You might need to update the page builder shortcodes in the language configuration file for different reasons:

  1. Adding a new shortcode to the page builder
  2. Adding a new attribute to an existing shortcode
  3. Removing an obsolete shortcode

You can download the language configuration file from our repository. Add the shortcodes or attributes to the existing shortcodes within the language configuration file.

Page Builder Shortcode Structure in the Language Configuration File

To extract strings from pages built using the Avia Layout Builder and load them on the Translation Editor screen, we need to configure WPML to identify the shortcodes and attributes containing the strings that require translation. This is done by adding a file, called wpml-config.xml, which is typically placed in the root folder of your theme. For Enfold, we are hosting the language configuration file on our servers. It is set to override the local configuration file placed in Enfold’s root folder, ensuring that the configuration file is always up to date.

The wpml-config.xml file is also used to configure the following elements:

  1. Custom fields
  2. Custom taxonomies
  3. Admin texts / wp_options
  4. Language switcher configuration
  5. Page builder shortcodes

See our detailed documentation to learn more about the language configuration file structure and syntax.

As an example, let us see how we added the Button shortcode to the wpml-config.xml file:

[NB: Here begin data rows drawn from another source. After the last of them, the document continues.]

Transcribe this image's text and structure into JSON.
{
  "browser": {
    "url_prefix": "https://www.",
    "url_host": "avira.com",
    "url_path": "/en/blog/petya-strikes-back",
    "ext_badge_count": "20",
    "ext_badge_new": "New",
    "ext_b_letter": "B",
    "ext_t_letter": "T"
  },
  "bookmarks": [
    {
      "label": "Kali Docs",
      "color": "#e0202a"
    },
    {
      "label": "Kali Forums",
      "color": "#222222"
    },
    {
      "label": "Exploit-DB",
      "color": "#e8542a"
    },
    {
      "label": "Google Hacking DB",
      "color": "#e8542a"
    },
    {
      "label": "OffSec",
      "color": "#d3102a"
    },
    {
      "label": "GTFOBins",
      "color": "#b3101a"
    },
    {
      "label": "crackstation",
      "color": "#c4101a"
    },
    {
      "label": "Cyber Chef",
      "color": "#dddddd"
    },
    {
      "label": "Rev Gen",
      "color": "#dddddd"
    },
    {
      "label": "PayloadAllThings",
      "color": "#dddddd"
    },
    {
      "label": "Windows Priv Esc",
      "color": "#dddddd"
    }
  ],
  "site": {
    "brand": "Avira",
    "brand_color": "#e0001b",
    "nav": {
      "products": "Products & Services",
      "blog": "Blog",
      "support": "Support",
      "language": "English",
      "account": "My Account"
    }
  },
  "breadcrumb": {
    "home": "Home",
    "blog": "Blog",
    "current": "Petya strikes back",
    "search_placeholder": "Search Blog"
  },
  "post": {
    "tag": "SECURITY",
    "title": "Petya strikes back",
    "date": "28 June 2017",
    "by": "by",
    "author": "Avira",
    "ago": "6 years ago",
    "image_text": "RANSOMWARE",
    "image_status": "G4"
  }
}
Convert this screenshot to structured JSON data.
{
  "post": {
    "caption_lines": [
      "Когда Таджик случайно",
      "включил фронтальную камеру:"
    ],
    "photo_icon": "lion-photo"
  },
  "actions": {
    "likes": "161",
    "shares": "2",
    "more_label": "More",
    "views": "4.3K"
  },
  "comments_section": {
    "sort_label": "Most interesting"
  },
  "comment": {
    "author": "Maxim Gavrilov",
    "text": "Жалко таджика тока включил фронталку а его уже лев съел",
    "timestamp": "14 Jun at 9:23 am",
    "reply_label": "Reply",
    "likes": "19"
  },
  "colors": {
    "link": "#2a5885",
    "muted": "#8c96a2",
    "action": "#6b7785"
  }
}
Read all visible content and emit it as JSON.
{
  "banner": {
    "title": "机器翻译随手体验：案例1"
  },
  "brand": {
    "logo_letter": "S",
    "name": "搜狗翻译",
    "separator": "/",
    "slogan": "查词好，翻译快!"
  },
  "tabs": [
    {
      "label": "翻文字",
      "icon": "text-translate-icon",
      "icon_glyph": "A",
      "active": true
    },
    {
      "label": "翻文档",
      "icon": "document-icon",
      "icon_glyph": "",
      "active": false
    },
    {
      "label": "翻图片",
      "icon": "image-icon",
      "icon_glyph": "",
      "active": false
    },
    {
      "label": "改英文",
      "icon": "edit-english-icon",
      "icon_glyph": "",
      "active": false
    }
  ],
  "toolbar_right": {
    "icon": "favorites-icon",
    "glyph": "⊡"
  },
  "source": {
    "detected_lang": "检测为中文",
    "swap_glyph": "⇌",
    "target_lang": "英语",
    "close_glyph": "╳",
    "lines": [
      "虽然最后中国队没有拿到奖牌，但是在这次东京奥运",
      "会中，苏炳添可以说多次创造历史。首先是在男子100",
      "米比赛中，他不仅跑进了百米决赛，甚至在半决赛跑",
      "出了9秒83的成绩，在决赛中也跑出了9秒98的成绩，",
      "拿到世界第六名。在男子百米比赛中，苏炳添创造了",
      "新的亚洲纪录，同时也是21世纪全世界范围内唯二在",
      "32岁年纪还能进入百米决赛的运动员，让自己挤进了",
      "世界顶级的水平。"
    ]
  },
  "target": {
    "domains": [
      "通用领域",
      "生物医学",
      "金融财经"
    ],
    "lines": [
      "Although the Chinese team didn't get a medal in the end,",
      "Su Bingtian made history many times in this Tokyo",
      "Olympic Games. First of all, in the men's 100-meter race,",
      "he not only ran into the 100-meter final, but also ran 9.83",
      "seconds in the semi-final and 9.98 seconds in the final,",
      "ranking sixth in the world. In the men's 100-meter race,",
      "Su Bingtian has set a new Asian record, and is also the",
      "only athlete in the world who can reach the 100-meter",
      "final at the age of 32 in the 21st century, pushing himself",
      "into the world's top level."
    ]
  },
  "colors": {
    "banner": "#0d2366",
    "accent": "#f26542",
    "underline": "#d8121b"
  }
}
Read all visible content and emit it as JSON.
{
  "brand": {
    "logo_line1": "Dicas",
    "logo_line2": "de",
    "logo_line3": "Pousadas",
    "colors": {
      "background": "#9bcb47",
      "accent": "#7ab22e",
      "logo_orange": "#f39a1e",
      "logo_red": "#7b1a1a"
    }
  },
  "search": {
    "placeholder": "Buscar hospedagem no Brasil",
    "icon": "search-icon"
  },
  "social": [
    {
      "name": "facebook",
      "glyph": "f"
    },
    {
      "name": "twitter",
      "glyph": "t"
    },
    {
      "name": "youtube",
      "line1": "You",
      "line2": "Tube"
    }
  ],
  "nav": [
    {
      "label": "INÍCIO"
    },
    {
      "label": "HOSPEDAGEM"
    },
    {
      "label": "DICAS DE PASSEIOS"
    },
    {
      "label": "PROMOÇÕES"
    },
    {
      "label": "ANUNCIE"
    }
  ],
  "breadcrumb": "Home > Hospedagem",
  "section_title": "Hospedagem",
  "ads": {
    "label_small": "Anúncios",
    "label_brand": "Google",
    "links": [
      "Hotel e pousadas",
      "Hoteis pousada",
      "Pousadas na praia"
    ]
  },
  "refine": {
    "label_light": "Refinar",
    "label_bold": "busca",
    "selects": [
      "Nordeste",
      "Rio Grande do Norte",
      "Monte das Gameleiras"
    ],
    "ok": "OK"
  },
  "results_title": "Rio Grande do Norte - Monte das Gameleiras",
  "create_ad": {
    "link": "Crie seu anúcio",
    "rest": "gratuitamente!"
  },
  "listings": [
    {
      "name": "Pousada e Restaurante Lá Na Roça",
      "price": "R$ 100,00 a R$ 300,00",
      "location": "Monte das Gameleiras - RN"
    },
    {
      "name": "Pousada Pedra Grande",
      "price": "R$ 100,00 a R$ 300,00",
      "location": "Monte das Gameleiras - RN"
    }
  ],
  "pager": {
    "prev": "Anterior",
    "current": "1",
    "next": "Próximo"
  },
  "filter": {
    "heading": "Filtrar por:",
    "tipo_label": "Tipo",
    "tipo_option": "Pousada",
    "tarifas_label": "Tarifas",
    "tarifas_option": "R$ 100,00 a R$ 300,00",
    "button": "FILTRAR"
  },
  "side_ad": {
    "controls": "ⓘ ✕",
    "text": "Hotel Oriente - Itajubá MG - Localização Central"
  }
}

<wp-config>
   <shortcodes>
      <shortcode>
         <tag>av_button</tag>
         <attributes>
            <attribute>label</attribute>
            <attribute type="link" encoding="av_link">link</attribute>
         </attributes>
      </shortcode>
   </shortcodes>
</wp-config>

The structure of the above example can be broken down as follows:

  • All the shortcodes are wrapped with the main shortcodes (plural) tag.
  • The shortcode (singular) tag wraps all the tags belonging to one, single shortcode.
  • The tag tag defines the name of the shortcode, which in this case, is the av_button.
  • Shortcodes can have one or more attributes; hence, we wrap them in the attributes (plural) tag and use the attribute (singular) tag to define the title of each attribute. In this case, we have the label and link attributes.

For shortcodes that include link attributes, you can make internal links automatically point to the translated version of that post by using the type option “link” for the attribute as shown in the previous example.

Testing the Language Configuration File

To test the updated language configuration file, follow these steps:

  1. Set up an installation with both Enfold and WPML activated. Activate the String Translation and Media Translation add-ons.
  2. You need to override the remote language configuration file with the updated one. To do this, navigate to WPMLSettings page and click the Custom XML Configuration tab. Copy the content of your updated language configuration file to the editor and click Save.
Overriding the remote language configuration file with the updated one
  1. Create a new page, and add the new module(s) to it. If you updated some attributes for existing modules, add these to the page as well. In this example, we will assume that the Button module was newly added to the Avia Layout Builder. Add it to the page and Publish.
Add the new module to the page as part of testing the language configuration file
  1. Click on the plus icon to translate the page. This takes you to the Advanced Translation Editor screen.
  2. Ensure that the module’s text is displayed in the Advanced Translation Editor.
  3. Add your translations, then click Complete to save and apply the translations.
Translating text elements as part of testing the updated language file configuration
  1. Check the translated page on the front-end.
Working translation on the front-end from an updated language configuration file

The translated page shows all the translated strings, implying that the updated language configuration file is working properly. If you are encountering any issues, please contact our compatibility development team. They will be happy to check issues related to the language configuration file.

Once done with the tests, please submit a merge request to our repository. Our compatibility developers will receive your request and review it.

Known Issues

There are no known compatibility issues between this plugin and WPML.